There seems to be a meme going around the VPC is somehow violating its status as a 501(c)(3) organization.Â I would encourage everyone to examine the IRS requirements in this regard:
To be tax-exempt under section 501(c)(3) of the Internal Revenue Code, an organization must be organizedÂ and operated exclusively for exempt purposes set forth in section 501(c)(3), and none of its earnings may inure to any private shareholder or individual. In addition, it may not be an action organization, i.e., it may not attempt to influence legislation as a substantial part of its activities and it may not participate in any campaign activity for or against political candidates.
What are exempt purposes?
The exempt purposes set forth in section 501(c)(3) are charitable, religious, educational, scientific, literary, testing for public safety, fostering national or international amateur sports competition, and preventing cruelty to children or animals.Â The term charitable is used in its generally accepted legal sense and includes relief of the poor, the distressed, or the underprivileged; advancement of religion; advancement of education or science; erecting or maintaining public buildings, monuments, or works; lessening the burdens of government; lessening neighborhood tensions; eliminating prejudice and discrimination; defending human and civil rights secured by law; and combating community deterioration and juvenile delinquency.

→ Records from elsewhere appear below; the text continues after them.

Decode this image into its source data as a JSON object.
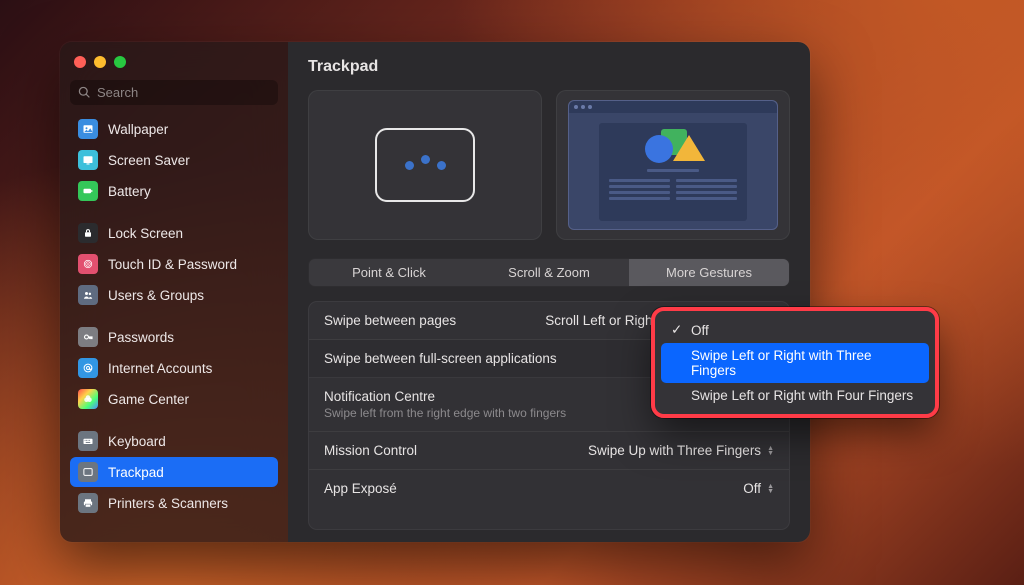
{
  "window": {
    "title": "Trackpad"
  },
  "search": {
    "placeholder": "Search"
  },
  "sidebar": {
    "items": [
      {
        "label": "Wallpaper",
        "icon": "wallpaper",
        "cls": "si-blue"
      },
      {
        "label": "Screen Saver",
        "icon": "screensaver",
        "cls": "si-teal"
      },
      {
        "label": "Battery",
        "icon": "battery",
        "cls": "si-green"
      },
      {
        "label": "Lock Screen",
        "icon": "lock",
        "cls": "si-dark",
        "gapBefore": true
      },
      {
        "label": "Touch ID & Password",
        "icon": "touchid",
        "cls": "si-pink"
      },
      {
        "label": "Users & Groups",
        "icon": "users",
        "cls": "si-slate"
      },
      {
        "label": "Passwords",
        "icon": "key",
        "cls": "si-grey",
        "gapBefore": true
      },
      {
        "label": "Internet Accounts",
        "icon": "at",
        "cls": "si-sky"
      },
      {
        "label": "Game Center",
        "icon": "gamecenter",
        "cls": "si-multi"
      },
      {
        "label": "Keyboard",
        "icon": "keyboard",
        "cls": "si-steel",
        "gapBefore": true
      },
      {
        "label": "Trackpad",
        "icon": "trackpad",
        "cls": "si-steel",
        "selected": true
      },
      {
        "label": "Printers & Scanners",
        "icon": "printer",
        "cls": "si-steel"
      }
    ]
  },
  "tabs": {
    "items": [
      {
        "label": "Point & Click"
      },
      {
        "label": "Scroll & Zoom"
      },
      {
        "label": "More Gestures",
        "active": true
      }
    ]
  },
  "settings": {
    "rows": [
      {
        "label": "Swipe between pages",
        "value": "Scroll Left or Right with Two Fingers"
      },
      {
        "label": "Swipe between full-screen applications",
        "value": ""
      },
      {
        "label": "Notification Centre",
        "sub": "Swipe left from the right edge with two fingers"
      },
      {
        "label": "Mission Control",
        "value": "Swipe Up with Three Fingers"
      },
      {
        "label": "App Exposé",
        "value": "Off"
      }
    ]
  },
  "dropdown": {
    "items": [
      {
        "label": "Off",
        "checked": true
      },
      {
        "label": "Swipe Left or Right with Three Fingers",
        "selected": true
      },
      {
        "label": "Swipe Left or Right with Four Fingers"
      }
    ]
  }
}
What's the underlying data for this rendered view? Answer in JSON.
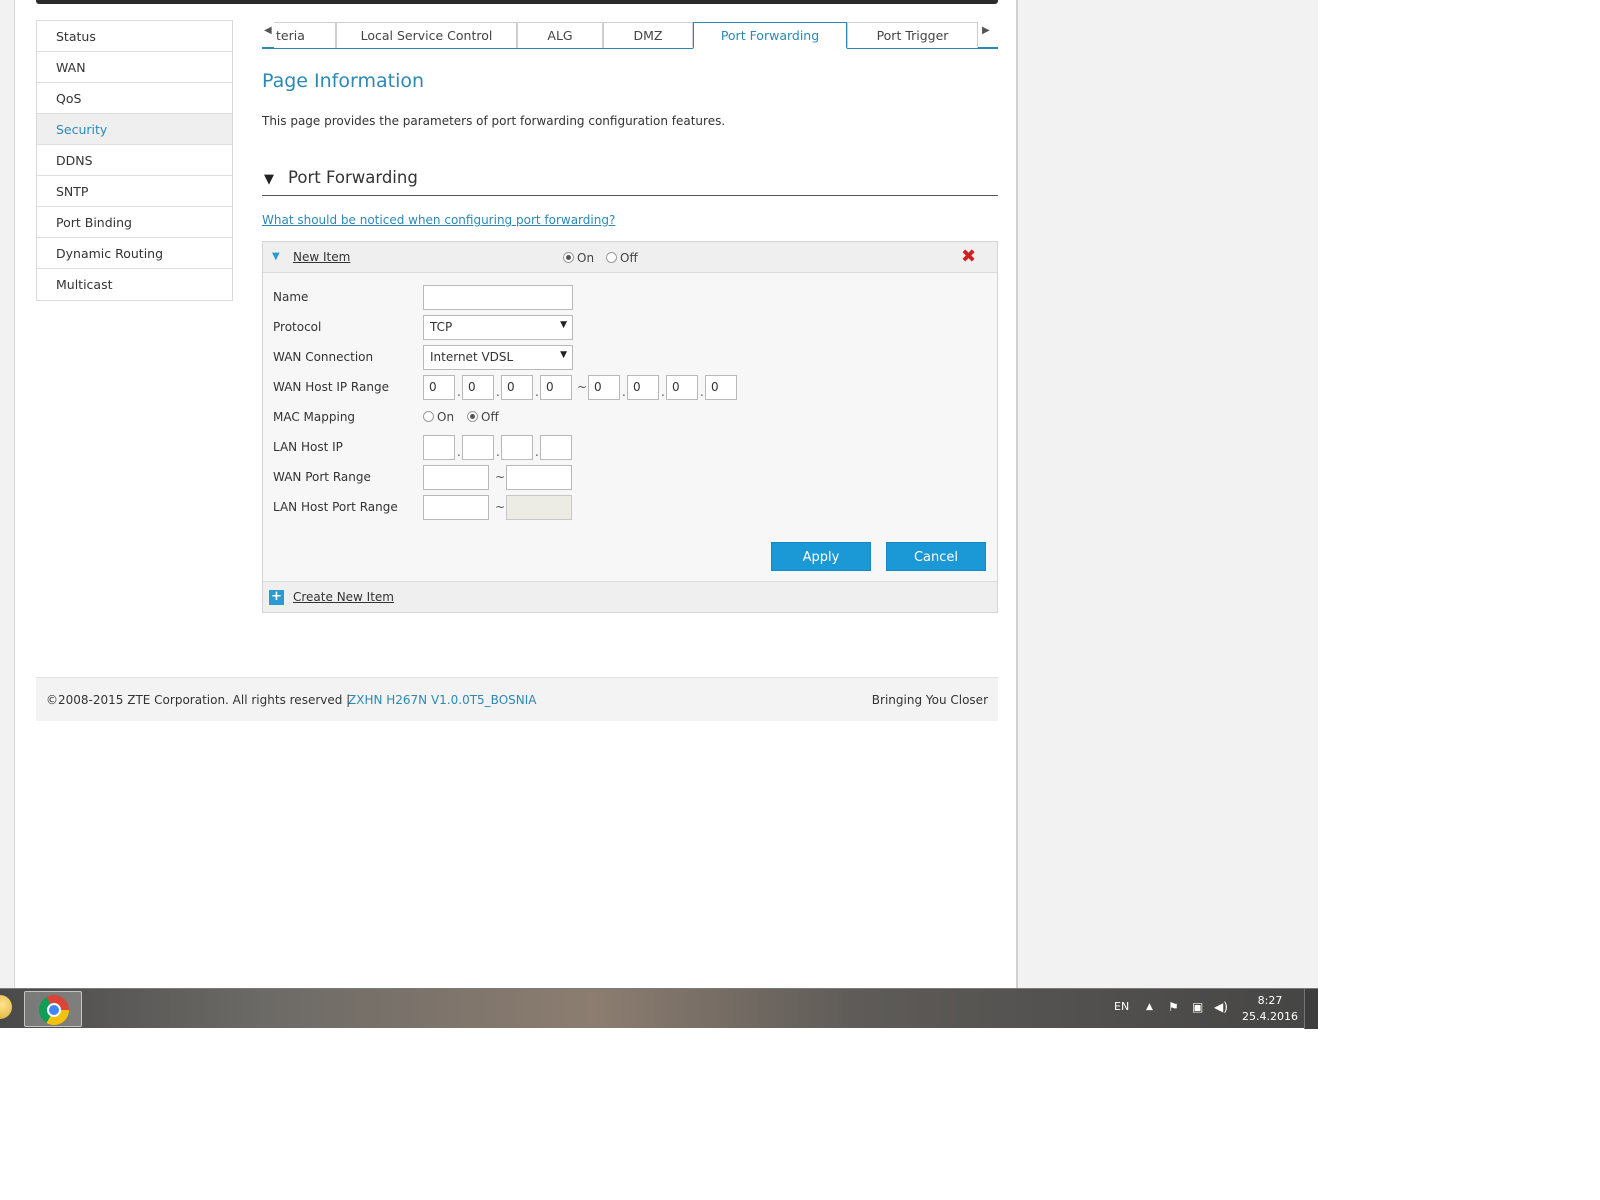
{
  "sidebar": {
    "items": [
      {
        "label": "Status"
      },
      {
        "label": "WAN"
      },
      {
        "label": "QoS"
      },
      {
        "label": "Security",
        "active": true
      },
      {
        "label": "DDNS"
      },
      {
        "label": "SNTP"
      },
      {
        "label": "Port Binding"
      },
      {
        "label": "Dynamic Routing"
      },
      {
        "label": "Multicast"
      }
    ]
  },
  "tabs": {
    "items": [
      {
        "label": "teria"
      },
      {
        "label": "Local Service Control"
      },
      {
        "label": "ALG"
      },
      {
        "label": "DMZ"
      },
      {
        "label": "Port Forwarding",
        "active": true
      },
      {
        "label": "Port Trigger"
      }
    ]
  },
  "page": {
    "title": "Page Information",
    "description": "This page provides the parameters of port forwarding configuration features."
  },
  "section": {
    "title": "Port Forwarding",
    "help_link": "What should be noticed when configuring port forwarding?"
  },
  "panel": {
    "item_label": "New Item",
    "on_label": "On",
    "off_label": "Off",
    "enabled": "On",
    "create_label": "Create New Item"
  },
  "form": {
    "name": {
      "label": "Name",
      "value": ""
    },
    "protocol": {
      "label": "Protocol",
      "value": "TCP"
    },
    "wan_connection": {
      "label": "WAN Connection",
      "value": "Internet VDSL"
    },
    "wan_host_ip_range": {
      "label": "WAN Host IP Range",
      "start": [
        "0",
        "0",
        "0",
        "0"
      ],
      "end": [
        "0",
        "0",
        "0",
        "0"
      ],
      "separator": "~"
    },
    "mac_mapping": {
      "label": "MAC Mapping",
      "on_label": "On",
      "off_label": "Off",
      "value": "Off"
    },
    "lan_host_ip": {
      "label": "LAN Host IP",
      "octets": [
        "",
        "",
        "",
        ""
      ]
    },
    "wan_port_range": {
      "label": "WAN Port Range",
      "start": "",
      "end": ""
    },
    "lan_host_port_range": {
      "label": "LAN Host Port Range",
      "start": "",
      "end": ""
    }
  },
  "buttons": {
    "apply": "Apply",
    "cancel": "Cancel"
  },
  "footer": {
    "copyright": "©2008-2015 ZTE Corporation. All rights reserved  |",
    "version": "ZXHN H267N V1.0.0T5_BOSNIA",
    "slogan": "Bringing You Closer"
  },
  "taskbar": {
    "language": "EN",
    "time": "8:27",
    "date": "25.4.2016"
  },
  "colors": {
    "accent": "#2a8ab5",
    "button": "#1b98d6",
    "close": "#cc2222"
  }
}
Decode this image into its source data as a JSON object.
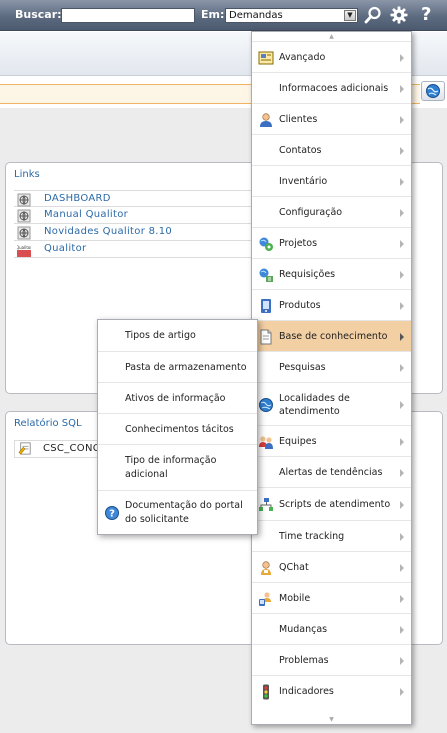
{
  "topbar": {
    "search_label": "Buscar:",
    "search_value": "",
    "scope_label": "Em:",
    "scope_value": "Demandas",
    "search_icon": "magnifier-icon",
    "settings_icon": "gear-icon",
    "help_icon": "question-mark-icon",
    "help_glyph": "?"
  },
  "links_box": {
    "title": "Links",
    "items": [
      {
        "label": "DASHBOARD",
        "icon": "globe-page-icon"
      },
      {
        "label": "Manual Qualitor",
        "icon": "globe-page-icon"
      },
      {
        "label": "Novidades Qualitor 8.10",
        "icon": "globe-page-icon"
      },
      {
        "label": "Qualitor",
        "icon": "qualitor-logo-icon"
      }
    ]
  },
  "sql_box": {
    "title": "Relatório SQL",
    "items": [
      {
        "label": "CSC_CONC",
        "icon": "report-icon"
      }
    ]
  },
  "menu": {
    "items": [
      {
        "label": "Avançado",
        "icon": "advanced-icon"
      },
      {
        "label": "Informacoes adicionais",
        "icon": ""
      },
      {
        "label": "Clientes",
        "icon": "client-icon"
      },
      {
        "label": "Contatos",
        "icon": ""
      },
      {
        "label": "Inventário",
        "icon": ""
      },
      {
        "label": "Configuração",
        "icon": ""
      },
      {
        "label": "Projetos",
        "icon": "projects-icon"
      },
      {
        "label": "Requisições",
        "icon": "requests-icon"
      },
      {
        "label": "Produtos",
        "icon": "products-icon"
      },
      {
        "label": "Base de conhecimento",
        "icon": "knowledge-base-icon"
      },
      {
        "label": "Pesquisas",
        "icon": ""
      },
      {
        "label": "Localidades de atendimento",
        "icon": "globe-icon"
      },
      {
        "label": "Equipes",
        "icon": "teams-icon"
      },
      {
        "label": "Alertas de tendências",
        "icon": ""
      },
      {
        "label": "Scripts de atendimento",
        "icon": "scripts-icon"
      },
      {
        "label": "Time tracking",
        "icon": ""
      },
      {
        "label": "QChat",
        "icon": "chat-icon"
      },
      {
        "label": "Mobile",
        "icon": "mobile-icon"
      },
      {
        "label": "Mudanças",
        "icon": ""
      },
      {
        "label": "Problemas",
        "icon": ""
      },
      {
        "label": "Indicadores",
        "icon": "traffic-light-icon"
      }
    ],
    "active_index": 9
  },
  "submenu": {
    "items": [
      {
        "label": "Tipos de artigo",
        "icon": ""
      },
      {
        "label": "Pasta de armazenamento",
        "icon": ""
      },
      {
        "label": "Ativos de informação",
        "icon": ""
      },
      {
        "label": "Conhecimentos tácitos",
        "icon": ""
      },
      {
        "label": "Tipo de informação adicional",
        "icon": ""
      },
      {
        "label": "Documentação do portal do solicitante",
        "icon": "help-icon"
      }
    ]
  },
  "colors": {
    "topbar": "#5d6b80",
    "link": "#2b6aa8",
    "active_item": "#f3cfa4",
    "orange_strip_border": "#f1b464"
  }
}
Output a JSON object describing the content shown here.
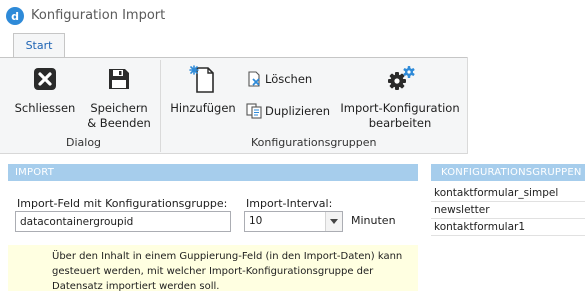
{
  "window": {
    "title": "Konfiguration Import"
  },
  "tabs": [
    {
      "label": "Start",
      "active": true
    }
  ],
  "ribbon": {
    "groups": [
      {
        "label": "Dialog"
      },
      {
        "label": "Konfigurationsgruppen"
      }
    ],
    "buttons": {
      "close": {
        "label": "Schliessen",
        "icon": "close-x-icon"
      },
      "save": {
        "label_line1": "Speichern",
        "label_line2": "& Beenden",
        "icon": "floppy-disk-icon"
      },
      "add": {
        "label": "Hinzufügen",
        "icon": "new-document-icon"
      },
      "delete": {
        "label": "Löschen",
        "icon": "delete-document-icon"
      },
      "duplicate": {
        "label": "Duplizieren",
        "icon": "duplicate-document-icon"
      },
      "edit": {
        "label_line1": "Import-Konfiguration",
        "label_line2": "bearbeiten",
        "icon": "gears-icon"
      }
    }
  },
  "import": {
    "header": "IMPORT",
    "field_label": "Import-Feld mit Konfigurationsgruppe:",
    "field_value": "datacontainergroupid",
    "interval_label": "Import-Interval:",
    "interval_value": "10",
    "interval_unit": "Minuten",
    "info": "Über den Inhalt in einem Guppierung-Feld (in den Import-Daten) kann gesteuert werden, mit welcher Import-Konfigurationsgruppe der Datensatz importiert werden soll."
  },
  "groups_panel": {
    "header": "KONFIGURATIONSGRUPPEN",
    "items": [
      "kontaktformular_simpel",
      "newsletter",
      "kontaktformular1"
    ]
  },
  "colors": {
    "accent": "#1e64b4",
    "section_header": "#a6cdec",
    "info_background": "#ffffe1",
    "app_icon": "#2e8ad8"
  }
}
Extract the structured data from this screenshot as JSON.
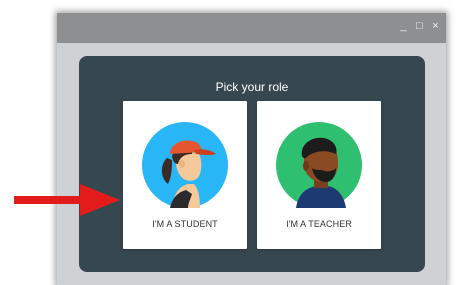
{
  "window": {
    "controls": [
      "_",
      "□",
      "×"
    ]
  },
  "dialog": {
    "title": "Pick your role",
    "cards": [
      {
        "label": "I'M A STUDENT",
        "icon": "student-avatar-icon",
        "bg": "#29b6f6"
      },
      {
        "label": "I'M A TEACHER",
        "icon": "teacher-avatar-icon",
        "bg": "#2fbf71"
      }
    ]
  },
  "colors": {
    "dialog_bg": "#37474f",
    "window_bg": "#cfd2d4",
    "titlebar": "#8d8f91",
    "arrow": "#e31b1b"
  }
}
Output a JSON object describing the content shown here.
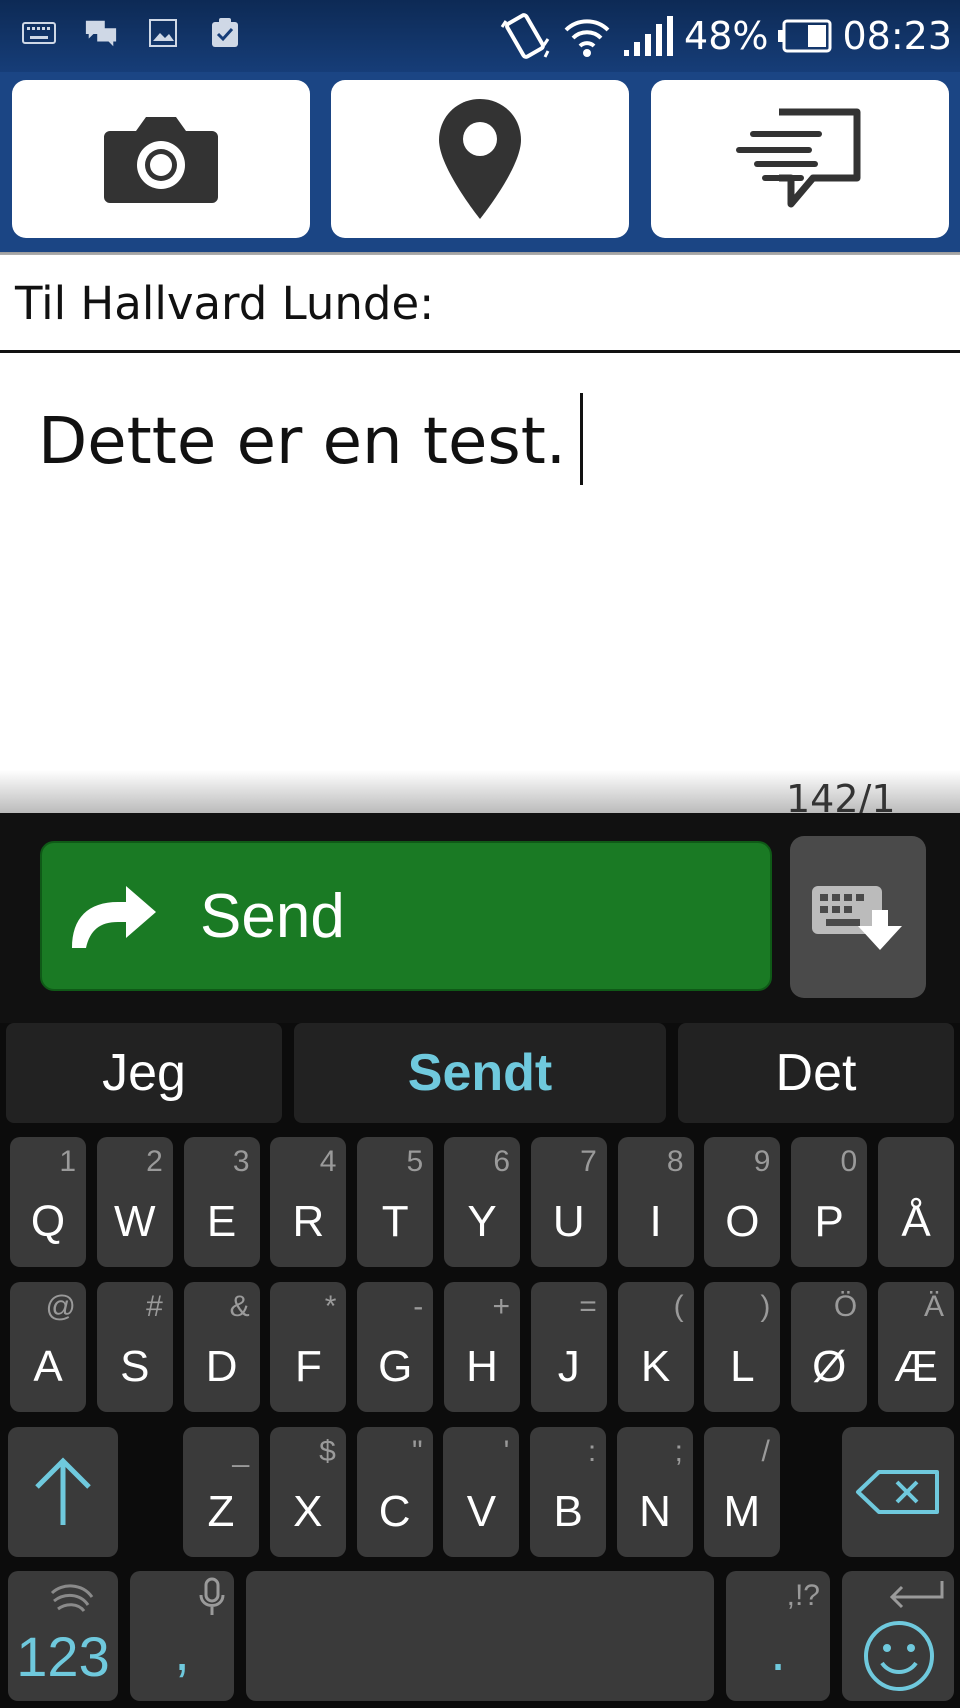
{
  "status_bar": {
    "battery": "48%",
    "time": "08:23",
    "left_icons": [
      "keyboard-icon",
      "chat-icon",
      "image-icon",
      "clipboard-icon"
    ],
    "right_icons": [
      "vibrate-icon",
      "wifi-icon",
      "signal-icon",
      "battery-icon"
    ]
  },
  "toolbar": {
    "buttons": [
      "camera-icon",
      "location-pin-icon",
      "quick-message-icon"
    ]
  },
  "recipient": {
    "label": "Til Hallvard Lunde:"
  },
  "message": {
    "text": "Dette er en test.",
    "counter": "142/1"
  },
  "send": {
    "label": "Send"
  },
  "suggestions": [
    "Jeg",
    "Sendt",
    "Det"
  ],
  "keyboard": {
    "row1": [
      {
        "k": "Q",
        "s": "1"
      },
      {
        "k": "W",
        "s": "2"
      },
      {
        "k": "E",
        "s": "3"
      },
      {
        "k": "R",
        "s": "4"
      },
      {
        "k": "T",
        "s": "5"
      },
      {
        "k": "Y",
        "s": "6"
      },
      {
        "k": "U",
        "s": "7"
      },
      {
        "k": "I",
        "s": "8"
      },
      {
        "k": "O",
        "s": "9"
      },
      {
        "k": "P",
        "s": "0"
      },
      {
        "k": "Å",
        "s": ""
      }
    ],
    "row2": [
      {
        "k": "A",
        "s": "@"
      },
      {
        "k": "S",
        "s": "#"
      },
      {
        "k": "D",
        "s": "&"
      },
      {
        "k": "F",
        "s": "*"
      },
      {
        "k": "G",
        "s": "-"
      },
      {
        "k": "H",
        "s": "+"
      },
      {
        "k": "J",
        "s": "="
      },
      {
        "k": "K",
        "s": "("
      },
      {
        "k": "L",
        "s": ")"
      },
      {
        "k": "Ø",
        "s": "Ö"
      },
      {
        "k": "Æ",
        "s": "Ä"
      }
    ],
    "row3": [
      {
        "k": "Z",
        "s": "_"
      },
      {
        "k": "X",
        "s": "$"
      },
      {
        "k": "C",
        "s": "\""
      },
      {
        "k": "V",
        "s": "'"
      },
      {
        "k": "B",
        "s": ":"
      },
      {
        "k": "N",
        "s": ";"
      },
      {
        "k": "M",
        "s": "/"
      }
    ],
    "num_label": "123",
    "comma": ",",
    "period": ".",
    "punct_hint": ",!?"
  },
  "colors": {
    "toolbar": "#1b4584",
    "send": "#1a7a24",
    "accent": "#6fc9dd"
  }
}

VPC is in no way jeopardizing it’s tax exempt status by merely holding a Federal Firearms License.Â If VPC were selling firearms at retail, which one can be pretty sure they are not, then they would be engaging in a non-exempt activity which would draw their tax status into question.Â If they hold a federal firearms license for purposes related to one of the exempted activities, then that is just fine by the IRS.